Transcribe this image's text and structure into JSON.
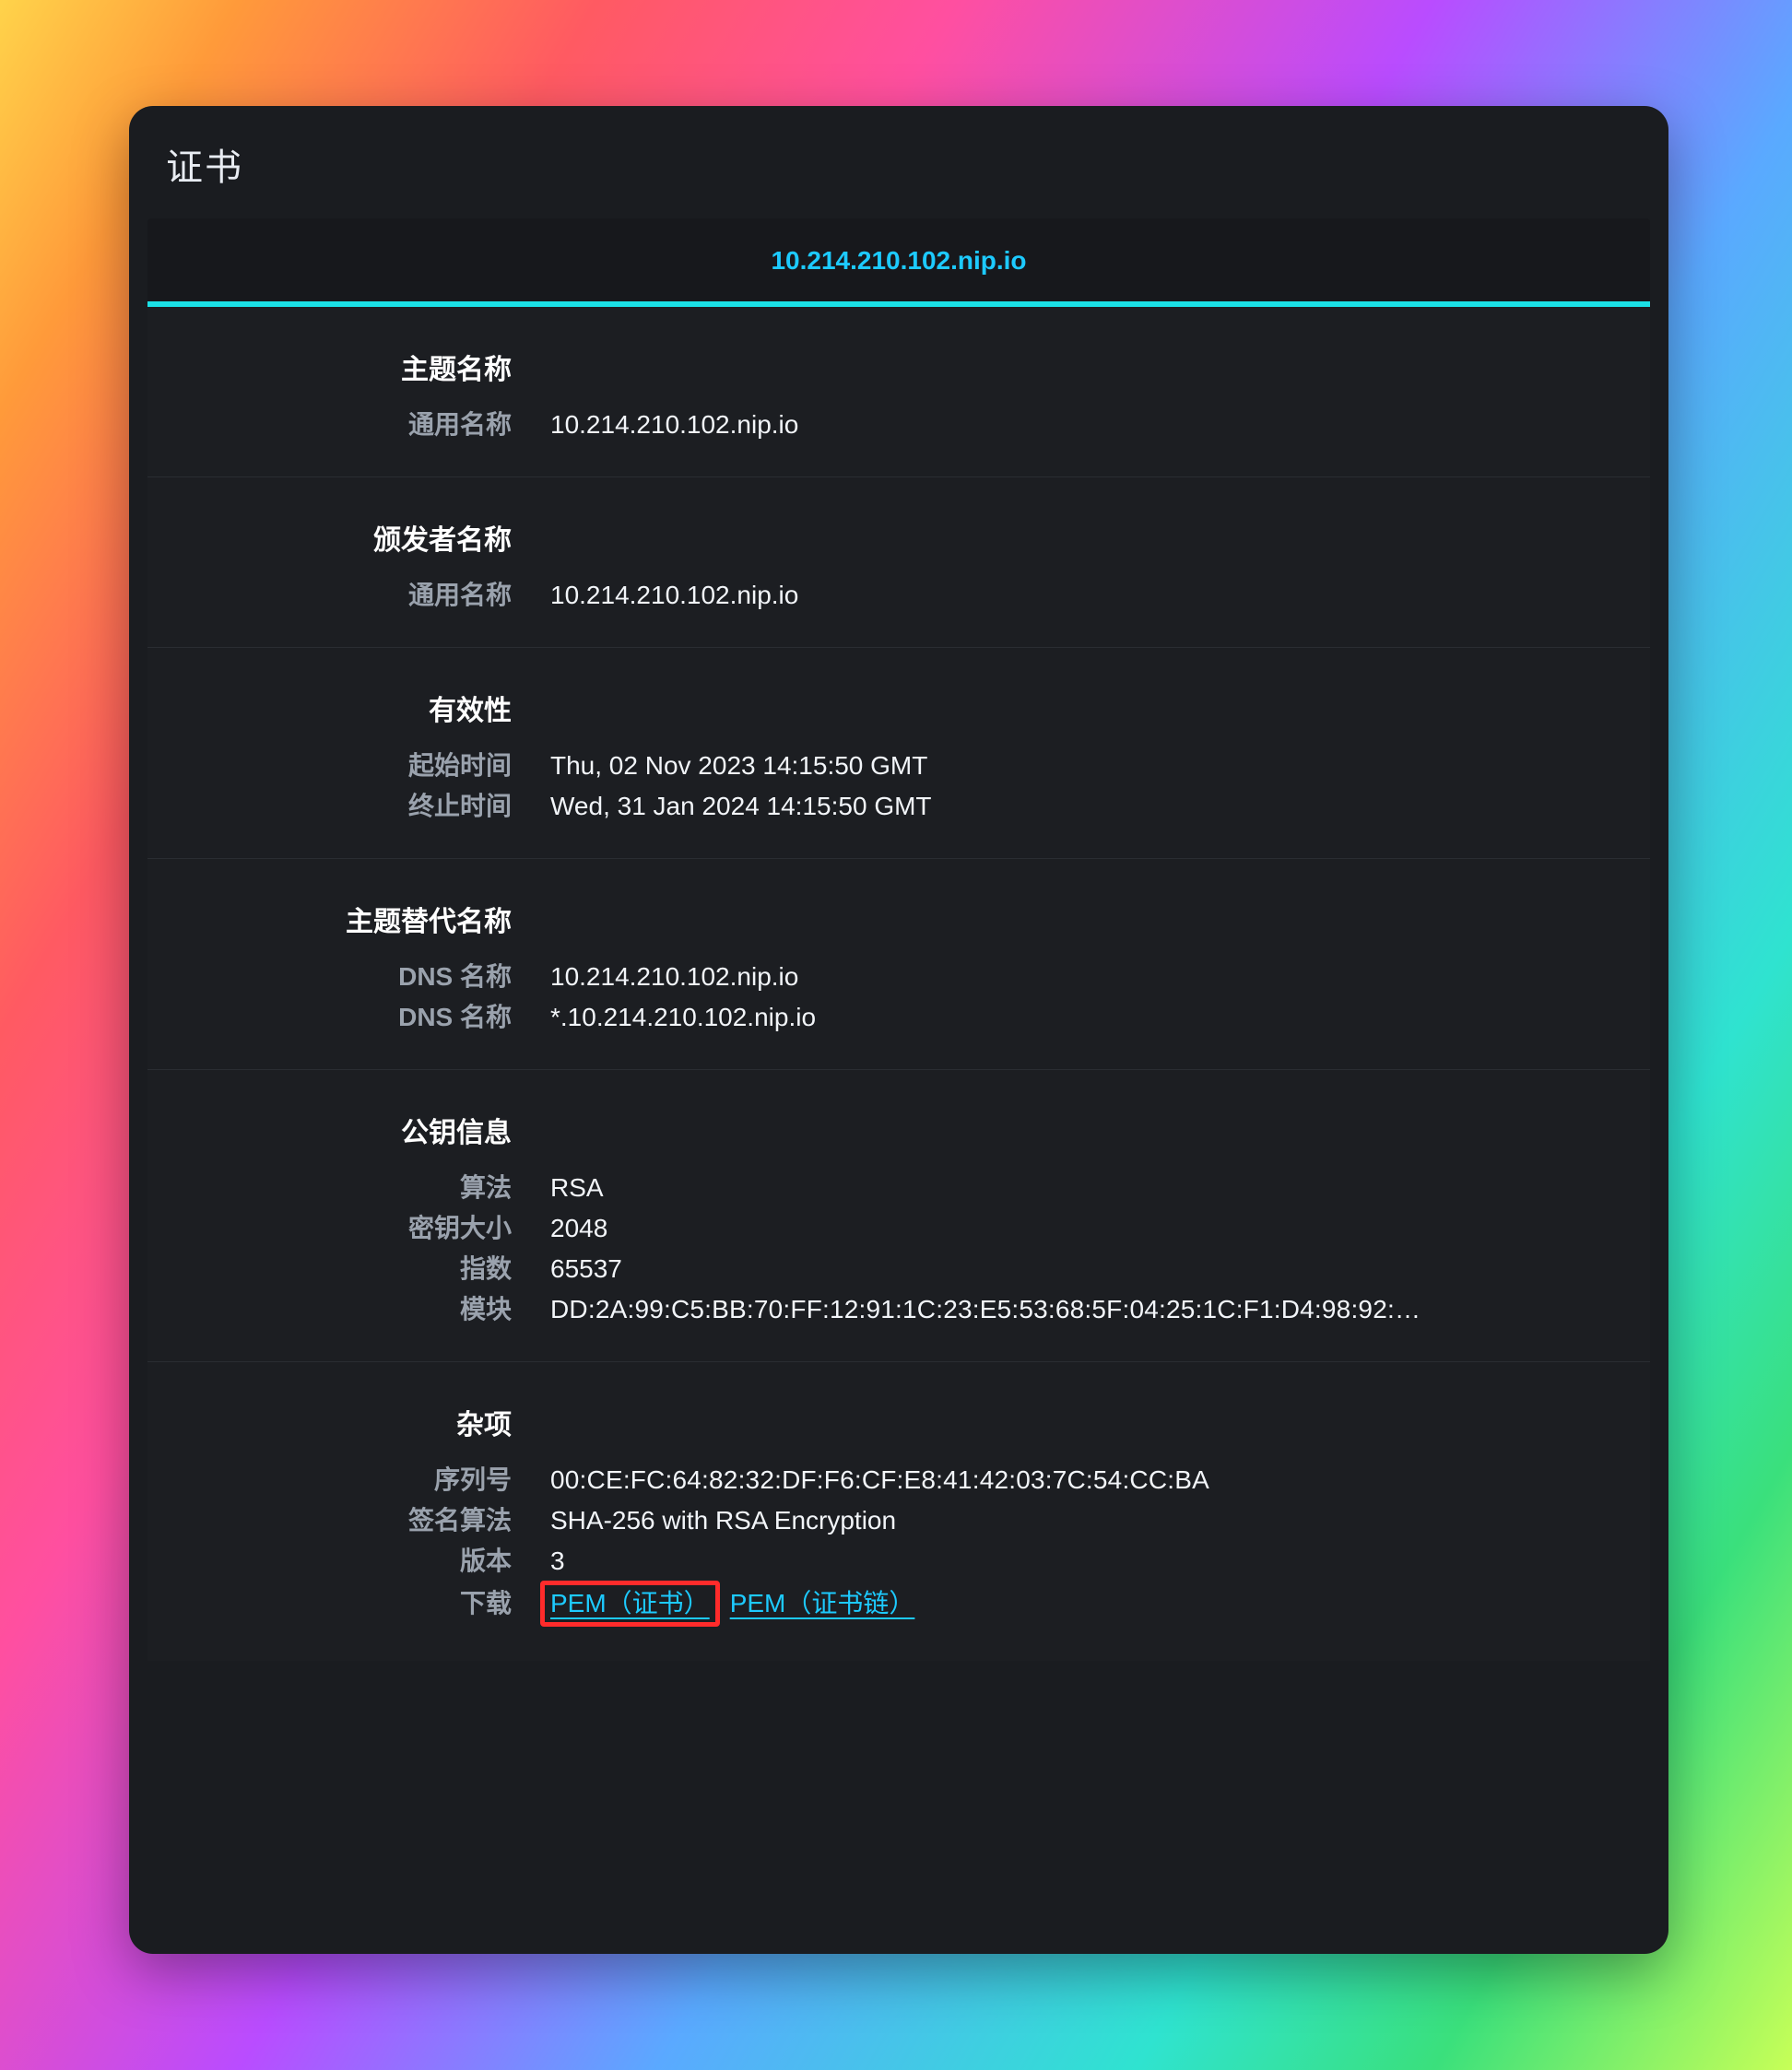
{
  "accent": "#1dcaff",
  "title": "证书",
  "tab": {
    "label": "10.214.210.102.nip.io"
  },
  "sections": {
    "subject": {
      "header": "主题名称",
      "rows": [
        {
          "label": "通用名称",
          "value": "10.214.210.102.nip.io"
        }
      ]
    },
    "issuer": {
      "header": "颁发者名称",
      "rows": [
        {
          "label": "通用名称",
          "value": "10.214.210.102.nip.io"
        }
      ]
    },
    "validity": {
      "header": "有效性",
      "rows": [
        {
          "label": "起始时间",
          "value": "Thu, 02 Nov 2023 14:15:50 GMT"
        },
        {
          "label": "终止时间",
          "value": "Wed, 31 Jan 2024 14:15:50 GMT"
        }
      ]
    },
    "san": {
      "header": "主题替代名称",
      "rows": [
        {
          "label": "DNS 名称",
          "value": "10.214.210.102.nip.io"
        },
        {
          "label": "DNS 名称",
          "value": "*.10.214.210.102.nip.io"
        }
      ]
    },
    "pubkey": {
      "header": "公钥信息",
      "rows": [
        {
          "label": "算法",
          "value": "RSA"
        },
        {
          "label": "密钥大小",
          "value": "2048"
        },
        {
          "label": "指数",
          "value": "65537"
        },
        {
          "label": "模块",
          "value": "DD:2A:99:C5:BB:70:FF:12:91:1C:23:E5:53:68:5F:04:25:1C:F1:D4:98:92:…"
        }
      ]
    },
    "misc": {
      "header": "杂项",
      "rows": [
        {
          "label": "序列号",
          "value": "00:CE:FC:64:82:32:DF:F6:CF:E8:41:42:03:7C:54:CC:BA"
        },
        {
          "label": "签名算法",
          "value": "SHA-256 with RSA Encryption"
        },
        {
          "label": "版本",
          "value": "3"
        }
      ],
      "download": {
        "label": "下载",
        "pem_cert": "PEM（证书）",
        "pem_chain": "PEM（证书链）"
      }
    }
  }
}
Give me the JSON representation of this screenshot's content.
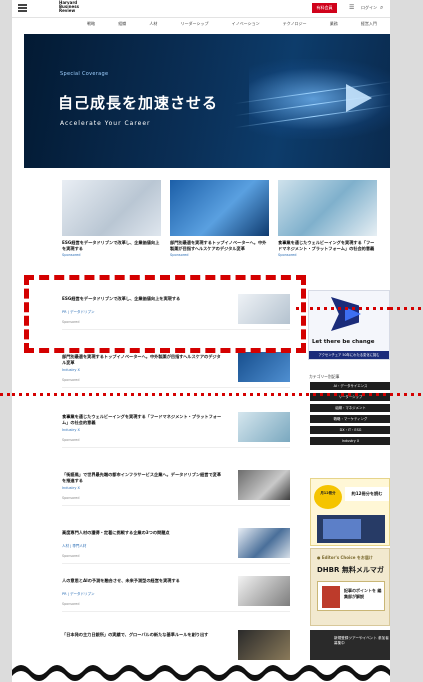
{
  "header": {
    "logo_lines": [
      "Harvard",
      "Business",
      "Review"
    ],
    "cta_label": "有料会員",
    "login_label": "ログイン",
    "nav": [
      "戦略",
      "組織",
      "人材",
      "リーダーシップ",
      "イノベーション",
      "テクノロジー",
      "業務",
      "経営入門"
    ]
  },
  "hero": {
    "kicker": "Special Coverage",
    "title": "自己成長を加速させる",
    "subtitle": "Accelerate Your Career"
  },
  "cards": [
    {
      "title": "ESG経営をデータドリブンで改革し、企業価値向上を実現する",
      "meta": "Sponsored"
    },
    {
      "title": "部門別最適を実現するトップイノベーターへ。中外製薬が目指すヘルスケアのデジタル変革",
      "meta": "Sponsored"
    },
    {
      "title": "食事業を通じたウェルビーイングを実現する「フードマネジメント・プラットフォーム」の社会的意義",
      "meta": "Sponsored"
    }
  ],
  "list": [
    {
      "title": "ESG経営をデータドリブンで改革し、企業価値向上を実現する",
      "tag": "PR | データドリブン",
      "meta": "Sponsored"
    },
    {
      "title": "部門別最適を実現するトップイノベーターへ。中外製薬が目指すヘルスケアのデジタル変革",
      "tag": "Industry X",
      "meta": "Sponsored"
    },
    {
      "title": "食事業を通じたウェルビーイングを実現する「フードマネジメント・プラットフォーム」の社会的意義",
      "tag": "Industry X",
      "meta": "Sponsored"
    },
    {
      "title": "「街語風」で世界最先端の都市インフラサービス企業へ。データドリブン経営で変革を推進する",
      "tag": "Industry X",
      "meta": "Sponsored"
    },
    {
      "title": "高度専門人材の獲得・定着に挑戦する企業の3つの問題点",
      "tag": "人材 | 専門人材",
      "meta": "Sponsored"
    },
    {
      "title": "人の意思とAIの予測を融合させ、未来予測型の経営を実現する",
      "tag": "PR | データドリブン",
      "meta": "Sponsored"
    },
    {
      "title": "「日本発の主力日銀所」の実績で、グローバルの新たな基準ルールを創り出す",
      "tag": "",
      "meta": ""
    }
  ],
  "sidebar": {
    "ad1_caption": "Let there be change",
    "ad1_sub": "アクセンチュア 50年にわたる変化に挑む",
    "category_title": "カテゴリー別記事",
    "categories": [
      "AI・データサイエンス",
      "リーダーシップ",
      "組織・マネジメント",
      "戦略・マーケティング",
      "DX・IT・ESG",
      "Industry X"
    ],
    "ad2_badge": "月12冊分",
    "ad2_head": "約12冊分を読む",
    "ad3_line1": "● Editor's Choice をお届け",
    "ad3_line2": "DHBR 無料メルマガ",
    "ad3_box": "記事のポイントを 編集部が解説",
    "ad4_text": "新規登録ツアーやイベント 参加者募集中"
  },
  "colors": {
    "accent": "#d0021b",
    "hero_bg": "#0a2e55",
    "link": "#2a6db5",
    "annotation": "#d40000"
  }
}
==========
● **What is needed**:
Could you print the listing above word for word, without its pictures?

● **Finished task**:
Transcribe this image's text and structure into JSON.
{
  "accent": "#1dcaff",
  "title": "证书",
  "tab": {
    "label": "10.214.210.102.nip.io"
  },
  "sections": {
    "subject": {
      "header": "主题名称",
      "rows": [
        {
          "label": "通用名称",
          "value": "10.214.210.102.nip.io"
        }
      ]
    },
    "issuer": {
      "header": "颁发者名称",
      "rows": [
        {
          "label": "通用名称",
          "value": "10.214.210.102.nip.io"
        }
      ]
    },
    "validity": {
      "header": "有效性",
      "rows": [
        {
          "label": "起始时间",
          "value": "Thu, 02 Nov 2023 14:15:50 GMT"
        },
        {
          "label": "终止时间",
          "value": "Wed, 31 Jan 2024 14:15:50 GMT"
        }
      ]
    },
    "san": {
      "header": "主题替代名称",
      "rows": [
        {
          "label": "DNS 名称",
          "value": "10.214.210.102.nip.io"
        },
        {
          "label": "DNS 名称",
          "value": "*.10.214.210.102.nip.io"
        }
      ]
    },
    "pubkey": {
      "header": "公钥信息",
      "rows": [
        {
          "label": "算法",
          "value": "RSA"
        },
        {
          "label": "密钥大小",
          "value": "2048"
        },
        {
          "label": "指数",
          "value": "65537"
        },
        {
          "label": "模块",
          "value": "DD:2A:99:C5:BB:70:FF:12:91:1C:23:E5:53:68:5F:04:25:1C:F1:D4:98:92:…"
        }
      ]
    },
    "misc": {
      "header": "杂项",
      "rows": [
        {
          "label": "序列号",
          "value": "00:CE:FC:64:82:32:DF:F6:CF:E8:41:42:03:7C:54:CC:BA"
        },
        {
          "label": "签名算法",
          "value": "SHA-256 with RSA Encryption"
        },
        {
          "label": "版本",
          "value": "3"
        }
      ],
      "download": {
        "label": "下载",
        "pem_cert": "PEM（证书）",
        "pem_chain": "PEM（证书链）"
      }
    }
  }
}
Give me the JSON representation of this screenshot's content.
{
  "header": {
    "logo_lines": [
      "Harvard",
      "Business",
      "Review"
    ],
    "cta_label": "有料会員",
    "login_label": "ログイン",
    "nav": [
      "戦略",
      "組織",
      "人材",
      "リーダーシップ",
      "イノベーション",
      "テクノロジー",
      "業務",
      "経営入門"
    ]
  },
  "hero": {
    "kicker": "Special Coverage",
    "title": "自己成長を加速させる",
    "subtitle": "Accelerate Your Career"
  },
  "cards": [
    {
      "title": "ESG経営をデータドリブンで改革し、企業価値向上を実現する",
      "meta": "Sponsored"
    },
    {
      "title": "部門別最適を実現するトップイノベーターへ。中外製薬が目指すヘルスケアのデジタル変革",
      "meta": "Sponsored"
    },
    {
      "title": "食事業を通じたウェルビーイングを実現する「フードマネジメント・プラットフォーム」の社会的意義",
      "meta": "Sponsored"
    }
  ],
  "list": [
    {
      "title": "ESG経営をデータドリブンで改革し、企業価値向上を実現する",
      "tag": "PR | データドリブン",
      "meta": "Sponsored"
    },
    {
      "title": "部門別最適を実現するトップイノベーターへ。中外製薬が目指すヘルスケアのデジタル変革",
      "tag": "Industry X",
      "meta": "Sponsored"
    },
    {
      "title": "食事業を通じたウェルビーイングを実現する「フードマネジメント・プラットフォーム」の社会的意義",
      "tag": "Industry X",
      "meta": "Sponsored"
    },
    {
      "title": "「街語風」で世界最先端の都市インフラサービス企業へ。データドリブン経営で変革を推進する",
      "tag": "Industry X",
      "meta": "Sponsored"
    },
    {
      "title": "高度専門人材の獲得・定着に挑戦する企業の3つの問題点",
      "tag": "人材 | 専門人材",
      "meta": "Sponsored"
    },
    {
      "title": "人の意思とAIの予測を融合させ、未来予測型の経営を実現する",
      "tag": "PR | データドリブン",
      "meta": "Sponsored"
    },
    {
      "title": "「日本発の主力日銀所」の実績で、グローバルの新たな基準ルールを創り出す",
      "tag": "",
      "meta": ""
    }
  ],
  "sidebar": {
    "ad1_caption": "Let there be change",
    "ad1_sub": "アクセンチュア 50年にわたる変化に挑む",
    "category_title": "カテゴリー別記事",
    "categories": [
      "AI・データサイエンス",
      "リーダーシップ",
      "組織・マネジメント",
      "戦略・マーケティング",
      "DX・IT・ESG",
      "Industry X"
    ],
    "ad2_badge": "月12冊分",
    "ad2_head": "約12冊分を読む",
    "ad3_line1": "● Editor's Choice をお届け",
    "ad3_line2": "DHBR 無料メルマガ",
    "ad3_box": "記事のポイントを 編集部が解説",
    "ad4_text": "新規登録ツアーやイベント 参加者募集中"
  },
  "colors": {
    "accent": "#d0021b",
    "hero_bg": "#0a2e55",
    "link": "#2a6db5",
    "annotation": "#d40000"
  }
}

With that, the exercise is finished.